Scientists should stop trying to genetically modify crops like rice and wheat to make them resistant to salty water, but instead focus on boosting production of naturally salt-tolerant edible plants. That’s the verdict of Dutch researchers, who suggest cross-fertilizing wild varieties of plants such as samphire and sea kale, which happily grow in brackish water.
As the world finds freshwater increasingly hard to come by, farmers are being put under greater pressure not to waste so much on agriculture. But the world needs to eat, of course. Harvesting plants that anyway grow in salty conditions would save freshwater for drinking, and there are plenty of vegetable options: spinach and beetroot can be tried, for example.

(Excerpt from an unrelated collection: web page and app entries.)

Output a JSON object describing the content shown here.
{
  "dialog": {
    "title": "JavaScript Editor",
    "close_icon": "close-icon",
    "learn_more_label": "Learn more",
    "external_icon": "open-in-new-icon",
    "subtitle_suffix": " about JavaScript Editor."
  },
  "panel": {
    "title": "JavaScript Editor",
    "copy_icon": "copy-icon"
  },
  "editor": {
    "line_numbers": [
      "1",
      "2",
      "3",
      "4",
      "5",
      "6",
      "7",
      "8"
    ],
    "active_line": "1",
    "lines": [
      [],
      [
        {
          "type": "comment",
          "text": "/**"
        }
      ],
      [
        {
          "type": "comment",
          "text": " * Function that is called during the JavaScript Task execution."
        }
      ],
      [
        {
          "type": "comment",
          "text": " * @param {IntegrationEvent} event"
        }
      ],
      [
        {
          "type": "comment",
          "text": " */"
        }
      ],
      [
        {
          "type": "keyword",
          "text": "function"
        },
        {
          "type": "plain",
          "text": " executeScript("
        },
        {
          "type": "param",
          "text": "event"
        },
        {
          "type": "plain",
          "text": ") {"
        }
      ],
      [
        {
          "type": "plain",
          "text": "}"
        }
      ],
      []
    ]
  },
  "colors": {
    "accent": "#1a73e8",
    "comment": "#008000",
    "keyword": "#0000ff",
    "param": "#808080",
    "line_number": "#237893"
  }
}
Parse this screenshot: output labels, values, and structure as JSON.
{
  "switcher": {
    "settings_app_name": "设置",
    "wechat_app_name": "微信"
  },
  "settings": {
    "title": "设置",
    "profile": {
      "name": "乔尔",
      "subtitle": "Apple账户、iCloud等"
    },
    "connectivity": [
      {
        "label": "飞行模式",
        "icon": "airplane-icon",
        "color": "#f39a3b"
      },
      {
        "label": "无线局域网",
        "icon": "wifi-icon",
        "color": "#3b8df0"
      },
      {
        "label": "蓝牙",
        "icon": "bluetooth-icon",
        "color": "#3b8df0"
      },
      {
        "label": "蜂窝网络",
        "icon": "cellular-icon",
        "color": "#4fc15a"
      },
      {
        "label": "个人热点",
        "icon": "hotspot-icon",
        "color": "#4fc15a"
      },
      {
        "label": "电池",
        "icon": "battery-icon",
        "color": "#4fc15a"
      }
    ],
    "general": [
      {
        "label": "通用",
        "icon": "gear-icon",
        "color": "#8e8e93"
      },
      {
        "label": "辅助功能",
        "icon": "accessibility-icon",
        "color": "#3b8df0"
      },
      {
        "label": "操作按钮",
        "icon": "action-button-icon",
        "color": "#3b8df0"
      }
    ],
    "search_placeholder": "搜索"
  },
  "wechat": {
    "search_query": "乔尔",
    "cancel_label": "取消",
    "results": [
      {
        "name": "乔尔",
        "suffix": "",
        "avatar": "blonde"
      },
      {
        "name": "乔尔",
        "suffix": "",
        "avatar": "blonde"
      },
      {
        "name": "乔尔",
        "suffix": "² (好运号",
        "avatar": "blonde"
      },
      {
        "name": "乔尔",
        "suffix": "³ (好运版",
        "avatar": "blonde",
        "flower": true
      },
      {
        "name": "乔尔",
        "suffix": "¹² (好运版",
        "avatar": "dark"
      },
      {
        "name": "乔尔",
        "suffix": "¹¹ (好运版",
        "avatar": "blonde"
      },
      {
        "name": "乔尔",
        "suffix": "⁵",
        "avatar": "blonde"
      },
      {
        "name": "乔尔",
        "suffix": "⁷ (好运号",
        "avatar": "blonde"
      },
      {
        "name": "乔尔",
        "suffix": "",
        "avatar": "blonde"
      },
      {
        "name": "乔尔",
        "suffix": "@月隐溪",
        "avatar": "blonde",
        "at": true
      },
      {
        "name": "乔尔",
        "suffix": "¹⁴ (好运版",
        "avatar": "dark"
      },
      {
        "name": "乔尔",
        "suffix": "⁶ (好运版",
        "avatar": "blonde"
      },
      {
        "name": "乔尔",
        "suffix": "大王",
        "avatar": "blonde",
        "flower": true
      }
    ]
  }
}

Another advantage of samphire – which is like asparagus – is that its seeds contain a lot of oil; more than sunflower seeds or soybean. This gives it great biofuel potential.
Would you give up rice for samphire or sea kale?